Task objective: Pull each line containing "Begin" out of the data and copy it.

Data for review:
::::

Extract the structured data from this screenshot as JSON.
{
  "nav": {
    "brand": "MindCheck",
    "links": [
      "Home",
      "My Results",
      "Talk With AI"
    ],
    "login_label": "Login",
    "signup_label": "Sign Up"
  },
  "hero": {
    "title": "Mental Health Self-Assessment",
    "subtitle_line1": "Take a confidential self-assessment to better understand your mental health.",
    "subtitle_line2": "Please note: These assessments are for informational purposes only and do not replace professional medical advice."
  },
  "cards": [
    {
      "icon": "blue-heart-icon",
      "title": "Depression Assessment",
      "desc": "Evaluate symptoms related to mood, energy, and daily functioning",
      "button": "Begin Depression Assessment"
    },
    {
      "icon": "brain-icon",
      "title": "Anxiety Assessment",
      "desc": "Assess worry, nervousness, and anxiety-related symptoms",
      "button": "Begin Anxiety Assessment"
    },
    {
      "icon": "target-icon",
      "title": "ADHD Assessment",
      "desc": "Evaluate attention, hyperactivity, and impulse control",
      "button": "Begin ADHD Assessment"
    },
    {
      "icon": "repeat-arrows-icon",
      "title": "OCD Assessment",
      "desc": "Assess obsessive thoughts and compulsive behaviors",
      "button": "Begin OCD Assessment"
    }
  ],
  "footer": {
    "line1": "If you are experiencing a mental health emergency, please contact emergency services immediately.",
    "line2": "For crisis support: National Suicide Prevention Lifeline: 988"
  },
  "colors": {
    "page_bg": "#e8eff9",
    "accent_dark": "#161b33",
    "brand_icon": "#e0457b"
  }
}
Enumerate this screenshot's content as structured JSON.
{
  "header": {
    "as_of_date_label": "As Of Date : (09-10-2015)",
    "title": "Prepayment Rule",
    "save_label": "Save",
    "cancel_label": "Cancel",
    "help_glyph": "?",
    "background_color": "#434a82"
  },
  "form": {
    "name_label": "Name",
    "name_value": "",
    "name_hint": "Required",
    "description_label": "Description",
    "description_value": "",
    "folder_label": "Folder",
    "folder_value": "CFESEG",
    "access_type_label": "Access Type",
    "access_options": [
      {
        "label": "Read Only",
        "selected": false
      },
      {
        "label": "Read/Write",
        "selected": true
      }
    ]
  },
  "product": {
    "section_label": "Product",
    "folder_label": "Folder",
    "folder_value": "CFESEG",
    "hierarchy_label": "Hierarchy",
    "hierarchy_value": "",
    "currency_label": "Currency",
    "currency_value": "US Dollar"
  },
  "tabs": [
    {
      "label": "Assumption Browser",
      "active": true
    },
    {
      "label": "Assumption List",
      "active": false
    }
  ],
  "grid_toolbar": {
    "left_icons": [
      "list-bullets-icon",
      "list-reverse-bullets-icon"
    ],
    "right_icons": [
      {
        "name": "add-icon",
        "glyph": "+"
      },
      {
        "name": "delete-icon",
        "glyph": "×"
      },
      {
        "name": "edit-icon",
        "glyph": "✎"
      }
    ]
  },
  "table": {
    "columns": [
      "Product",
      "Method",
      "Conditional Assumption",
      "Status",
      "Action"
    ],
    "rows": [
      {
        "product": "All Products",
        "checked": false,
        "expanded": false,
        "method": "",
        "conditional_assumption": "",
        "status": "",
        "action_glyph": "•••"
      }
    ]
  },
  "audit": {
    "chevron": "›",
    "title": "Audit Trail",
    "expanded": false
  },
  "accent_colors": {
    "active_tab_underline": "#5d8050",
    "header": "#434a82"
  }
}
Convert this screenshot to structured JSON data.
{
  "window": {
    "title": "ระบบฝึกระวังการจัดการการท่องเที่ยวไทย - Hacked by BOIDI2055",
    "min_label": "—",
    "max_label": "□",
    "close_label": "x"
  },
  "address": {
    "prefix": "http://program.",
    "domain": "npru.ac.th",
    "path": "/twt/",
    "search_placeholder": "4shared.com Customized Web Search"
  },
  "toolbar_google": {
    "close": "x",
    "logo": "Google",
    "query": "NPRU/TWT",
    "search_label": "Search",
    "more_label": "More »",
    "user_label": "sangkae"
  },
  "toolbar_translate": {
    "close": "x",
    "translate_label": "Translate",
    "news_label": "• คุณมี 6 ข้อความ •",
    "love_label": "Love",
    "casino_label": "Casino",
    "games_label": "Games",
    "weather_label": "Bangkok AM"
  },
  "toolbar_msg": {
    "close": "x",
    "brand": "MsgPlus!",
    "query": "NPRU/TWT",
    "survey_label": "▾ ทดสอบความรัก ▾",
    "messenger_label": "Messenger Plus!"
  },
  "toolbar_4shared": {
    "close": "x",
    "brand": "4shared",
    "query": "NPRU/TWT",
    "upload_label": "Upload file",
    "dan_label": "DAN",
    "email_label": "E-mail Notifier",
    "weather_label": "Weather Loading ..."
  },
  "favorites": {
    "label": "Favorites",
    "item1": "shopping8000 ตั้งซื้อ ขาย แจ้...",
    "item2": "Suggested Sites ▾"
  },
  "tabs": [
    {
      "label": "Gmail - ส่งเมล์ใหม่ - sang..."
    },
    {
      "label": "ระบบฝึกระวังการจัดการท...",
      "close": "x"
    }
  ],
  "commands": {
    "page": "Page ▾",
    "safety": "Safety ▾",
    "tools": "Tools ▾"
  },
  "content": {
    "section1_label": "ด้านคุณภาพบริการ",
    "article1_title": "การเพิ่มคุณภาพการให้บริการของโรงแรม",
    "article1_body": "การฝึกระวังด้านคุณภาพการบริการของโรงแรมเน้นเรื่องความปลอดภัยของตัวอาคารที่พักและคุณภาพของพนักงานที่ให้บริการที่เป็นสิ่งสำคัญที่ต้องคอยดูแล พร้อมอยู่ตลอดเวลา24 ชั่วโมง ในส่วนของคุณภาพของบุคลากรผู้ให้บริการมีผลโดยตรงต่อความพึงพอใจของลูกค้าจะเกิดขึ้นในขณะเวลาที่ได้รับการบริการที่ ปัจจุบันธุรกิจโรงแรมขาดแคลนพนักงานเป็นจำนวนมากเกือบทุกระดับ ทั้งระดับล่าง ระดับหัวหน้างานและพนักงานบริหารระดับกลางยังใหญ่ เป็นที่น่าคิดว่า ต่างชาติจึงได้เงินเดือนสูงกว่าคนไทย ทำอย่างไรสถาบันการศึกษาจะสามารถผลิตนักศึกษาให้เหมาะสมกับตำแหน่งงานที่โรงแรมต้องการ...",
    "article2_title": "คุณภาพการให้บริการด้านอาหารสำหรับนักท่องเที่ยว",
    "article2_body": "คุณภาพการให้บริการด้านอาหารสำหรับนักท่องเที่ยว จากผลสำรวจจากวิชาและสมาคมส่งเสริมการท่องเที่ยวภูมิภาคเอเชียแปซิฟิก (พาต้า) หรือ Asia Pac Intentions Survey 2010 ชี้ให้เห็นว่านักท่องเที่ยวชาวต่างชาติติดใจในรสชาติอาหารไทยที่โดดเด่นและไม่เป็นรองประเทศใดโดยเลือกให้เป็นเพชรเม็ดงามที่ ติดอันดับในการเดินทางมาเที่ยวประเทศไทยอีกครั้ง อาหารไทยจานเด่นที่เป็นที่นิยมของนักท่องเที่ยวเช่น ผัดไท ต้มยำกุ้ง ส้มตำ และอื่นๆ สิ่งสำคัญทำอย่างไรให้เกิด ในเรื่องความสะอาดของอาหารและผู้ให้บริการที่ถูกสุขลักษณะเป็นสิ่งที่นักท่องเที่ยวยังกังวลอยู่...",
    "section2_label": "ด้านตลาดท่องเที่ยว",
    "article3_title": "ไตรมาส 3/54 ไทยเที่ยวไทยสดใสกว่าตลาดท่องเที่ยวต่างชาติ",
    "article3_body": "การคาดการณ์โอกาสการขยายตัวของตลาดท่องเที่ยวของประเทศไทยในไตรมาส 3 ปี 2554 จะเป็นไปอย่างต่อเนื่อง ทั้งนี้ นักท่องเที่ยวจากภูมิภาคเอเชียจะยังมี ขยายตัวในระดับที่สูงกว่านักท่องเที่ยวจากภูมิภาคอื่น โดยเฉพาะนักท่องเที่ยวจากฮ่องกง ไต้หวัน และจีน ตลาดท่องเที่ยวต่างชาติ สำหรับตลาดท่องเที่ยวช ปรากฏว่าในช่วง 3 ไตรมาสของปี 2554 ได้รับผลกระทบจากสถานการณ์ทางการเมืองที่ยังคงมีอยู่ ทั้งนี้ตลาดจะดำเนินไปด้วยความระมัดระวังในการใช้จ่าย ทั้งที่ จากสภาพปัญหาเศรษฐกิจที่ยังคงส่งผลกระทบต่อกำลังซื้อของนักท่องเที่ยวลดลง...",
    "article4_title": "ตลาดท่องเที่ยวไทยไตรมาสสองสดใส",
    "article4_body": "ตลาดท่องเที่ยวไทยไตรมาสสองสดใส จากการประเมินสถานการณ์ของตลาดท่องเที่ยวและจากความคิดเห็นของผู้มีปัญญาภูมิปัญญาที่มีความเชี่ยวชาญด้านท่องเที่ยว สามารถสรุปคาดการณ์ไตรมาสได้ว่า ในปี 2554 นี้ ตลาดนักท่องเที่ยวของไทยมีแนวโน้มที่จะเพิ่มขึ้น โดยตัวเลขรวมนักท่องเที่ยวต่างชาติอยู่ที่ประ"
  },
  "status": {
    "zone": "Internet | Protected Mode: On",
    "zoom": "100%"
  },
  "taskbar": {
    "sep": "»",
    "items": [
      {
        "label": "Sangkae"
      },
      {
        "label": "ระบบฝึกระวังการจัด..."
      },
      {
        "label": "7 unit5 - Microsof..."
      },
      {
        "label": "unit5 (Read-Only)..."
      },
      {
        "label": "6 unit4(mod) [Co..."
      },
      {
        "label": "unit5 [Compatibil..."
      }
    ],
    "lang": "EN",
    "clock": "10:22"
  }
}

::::

Output of the exercise:
      "button": "Begin Depression Assessment"
      "button": "Begin Anxiety Assessment"
      "button": "Begin ADHD Assessment"
      "button": "Begin OCD Assessment"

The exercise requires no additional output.